In real life, CHP motorcycle officers do not ride in pairs. In the first two seasons, this was explained away as being because Ponch was on probation and Jon was his mentor. However, the viewing audience got so used to seeing them working together that it stayed that way for the entire show's run without any further objections.
Real CHP officers were sometimes on the scene due to filming locations, which sometimes confused crew members as to who were actors and who were real officers there for security and traffic control reasons.
Michael Dorn who spent 3 seasons on CHiPs with Robert Pine, would go on to be best known for playing Lt. Worf on Star Trek: The Next Generation. Robert Pine's son Chris Pine would become Captain James T. Kirk in the Star Trek (2009) reboot.
The freeway chases and crash scenes were filmed on nearly-finished stretches of Southern California freeways. For the first season, the Glendale Freeway (Highway 2) in Montrose, California was used. For the second and subsequent seasons, the intersection of the Foothill Freeway (Interstate 210) and the Simi Valley Freeway (Highway 118) in Sylmar, California were used. These sections of freeway were under construction for many years, allowing producers about a mile of finished freeway section to use for the show. The 210 and 118 were opened in the early-1980s forcing the freeway scenes for the last season to be shot in Long Beach, California.
Midway through the final season, Tom Reilly was arrested for drug possession. This resulted in his character Bobby having his role reduced, with Bruce Penhall having his role as Bobby's brother Bruce being elevated. The CHP also threatened to revoke the show's use of their badge and related imagery over the bad publicity due to the arrest.
Ponch was among the first leading characters on a dramatic series whose ethnicity was Latino. He's often cited as among the first positive or non stereotypical portrayal of a Hispanic American on a regular prime time drama series.
In one episode where Ponch and Jon were having issues with a paramedic, the engine company vehicle to which the paramedic belonged was none other than Station 51. Squad 51, the vehicle, was used exclusively by the series "Emergency!". By then, that series had ended, however. "CHiPs" had no relationship to the Jack Webb-spawned series.
Aside from Larry Wilcox's well publicized departure from the series prior to the final season, a number of other cast changes were made for that season as well. The characters played by Michael Dorn, Brodie Greer and Randi Oakes (Turner, Baricza and Bonnie) were written off and replaced with no explanation.
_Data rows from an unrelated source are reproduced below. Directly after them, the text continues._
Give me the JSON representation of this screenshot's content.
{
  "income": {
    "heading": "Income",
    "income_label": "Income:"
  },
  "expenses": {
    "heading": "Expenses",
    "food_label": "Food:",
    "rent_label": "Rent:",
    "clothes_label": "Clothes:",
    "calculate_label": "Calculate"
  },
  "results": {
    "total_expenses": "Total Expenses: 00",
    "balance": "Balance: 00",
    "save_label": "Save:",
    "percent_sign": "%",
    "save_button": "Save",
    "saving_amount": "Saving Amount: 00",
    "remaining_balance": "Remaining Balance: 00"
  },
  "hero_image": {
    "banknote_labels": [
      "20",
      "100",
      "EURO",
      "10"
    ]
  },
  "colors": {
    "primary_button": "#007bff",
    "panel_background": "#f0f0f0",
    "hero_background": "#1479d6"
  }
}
The word "Chippie" as slang for CHP officer dates to the 1950s or earlier, but was rarely used until popularized by this show. The word "CHiP" was coined by the producers after the network balked at the name "Chippies".
At the end of the pilot, Ponch attempts to pull over and elderly lady driving erratically on the highway. Ponch tells her to pull over often enough the lady drives off the embankment and crashes her car blaming Ponch was instructing her to do so. The elderly lady ended up being the wife to another police official in Sacramento. The end result was Ponch being put back on probation and paired with Jon again.
According to Larry Wilcox, it was Erik Estrada who had him removed from the show because he wanted to be the star. The network felt Estrada was more essential to get that 6th year for syndication. So Officer Jon Baker went "back to Wyoming."